In 2010, the General Assembly and Gov. Donald L. Carcieri approved the sale of ground-based fireworks that sparkle. The rationale was that the state was losing sales tax revenue to Connecticut and New Hampshire, nearby states that sell fireworks that are illegal in Rhode Island.
Has the change been worth it? We might never know for sure. That’s because revenue from established stores include the fireworks tax revenue as part of their overall sales tax owed to the state.
“Walmart, Benny’s, other taxable sales would be mixed in with the sales tax collected from the sale of fireworks, and we have no way that I am aware of to tease out the fireworks sales from all other taxable sales,” said Paul L. Dion, chief of the R.I. Office of Revenue Analysis. “The sale of fireworks is subject to the sales tax and all sales tax receipts are deposited into the general fund.”

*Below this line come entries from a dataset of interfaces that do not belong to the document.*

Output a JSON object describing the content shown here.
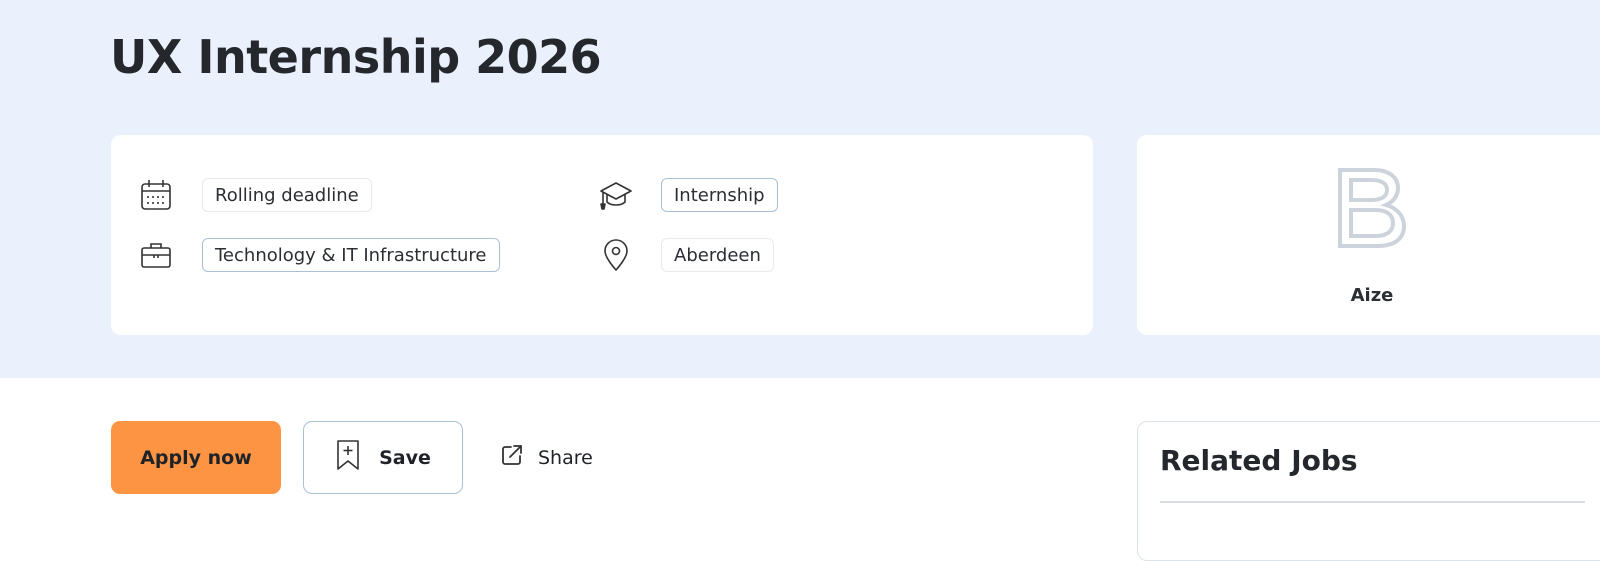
{
  "job": {
    "title": "UX Internship 2026"
  },
  "details": {
    "deadline": {
      "icon": "calendar-icon",
      "label": "Rolling deadline"
    },
    "type": {
      "icon": "graduation-cap-icon",
      "label": "Internship"
    },
    "sector": {
      "icon": "briefcase-icon",
      "label": "Technology & IT Infrastructure"
    },
    "location": {
      "icon": "map-pin-icon",
      "label": "Aberdeen"
    }
  },
  "company": {
    "logo_icon": "company-logo-b",
    "name": "Aize"
  },
  "actions": {
    "apply_label": "Apply now",
    "save_label": "Save",
    "share_label": "Share"
  },
  "related": {
    "title": "Related Jobs"
  },
  "colors": {
    "hero_background": "#eaf0fc",
    "apply_button": "#fd9444",
    "chip_border_accent": "#a9c0d8"
  }
}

The one thing the state can determine is the revenue submitted by the individual stands that sprout along the roadsides in June and July, because their sales taxes are generated from fireworks exclusively.

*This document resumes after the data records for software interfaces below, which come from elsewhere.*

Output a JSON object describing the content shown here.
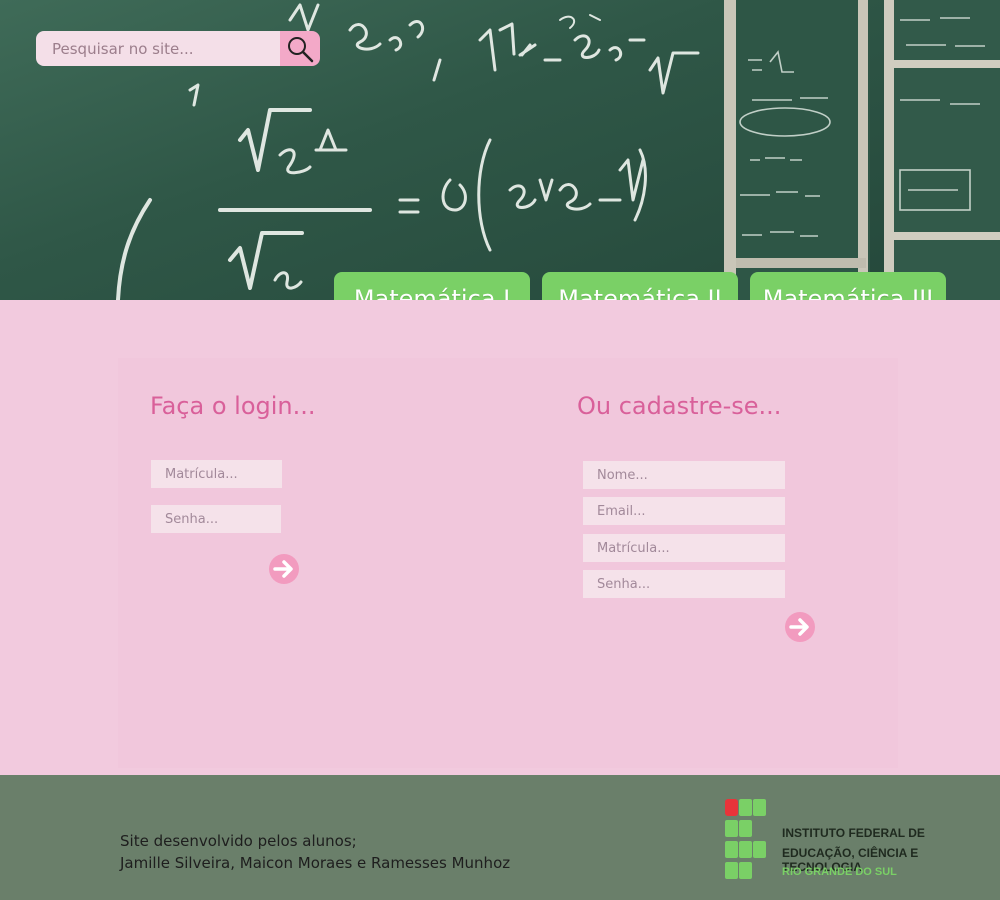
{
  "search": {
    "placeholder": "Pesquisar no site...",
    "icon": "search-icon"
  },
  "tabs": [
    {
      "label": "Matemática I"
    },
    {
      "label": "Matemática II"
    },
    {
      "label": "Matemática III"
    }
  ],
  "login": {
    "title": "Faça o login...",
    "fields": [
      {
        "placeholder": "Matrícula..."
      },
      {
        "placeholder": "Senha..."
      }
    ],
    "submit_icon": "arrow-right-icon"
  },
  "register": {
    "title": "Ou cadastre-se...",
    "fields": [
      {
        "placeholder": "Nome..."
      },
      {
        "placeholder": "Email..."
      },
      {
        "placeholder": "Matrícula..."
      },
      {
        "placeholder": "Senha..."
      }
    ],
    "submit_icon": "arrow-right-icon"
  },
  "footer": {
    "credit_line_1": "Site desenvolvido pelos alunos;",
    "credit_line_2": "Jamille Silveira, Maicon Moraes e Ramesses Munhoz",
    "logo": {
      "line_1": "INSTITUTO FEDERAL DE",
      "line_2": "EDUCAÇÃO, CIÊNCIA E TECNOLOGIA",
      "line_3": "RIO GRANDE DO SUL"
    }
  },
  "colors": {
    "accent_pink": "#d9609a",
    "tab_green": "#7ad066",
    "page_pink": "#f2cade",
    "footer_green": "#6a7f6a",
    "logo_red": "#e8343a"
  }
}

“In fiscal 2011, total sales tax collected from these roadside booths was $54,085. In fiscal 2012, the total sales tax collected from these roadside booths was $72,811,” Dion said. You can also consider it a growth industry of sorts. In 2011, there were 29 roadside booths in operation. In 2012, there were 50 roadside booths. “The sales tax collections for 2012 are likely conservative, as one of the operators of the roadside booths has not filed their sales tax returns for 2012 yet,” he added.
Based on these figures, $772, 542 was spent on fireworks in fiscal 2011. In fiscal 2012, $1.04 million of fireworks were purchased. And these figures do not include large chains or stores that sell fireworks as only part of their inventory. For every $1 million in fireworks sales, Rhode Island will bring in $70,000 of tax revenue.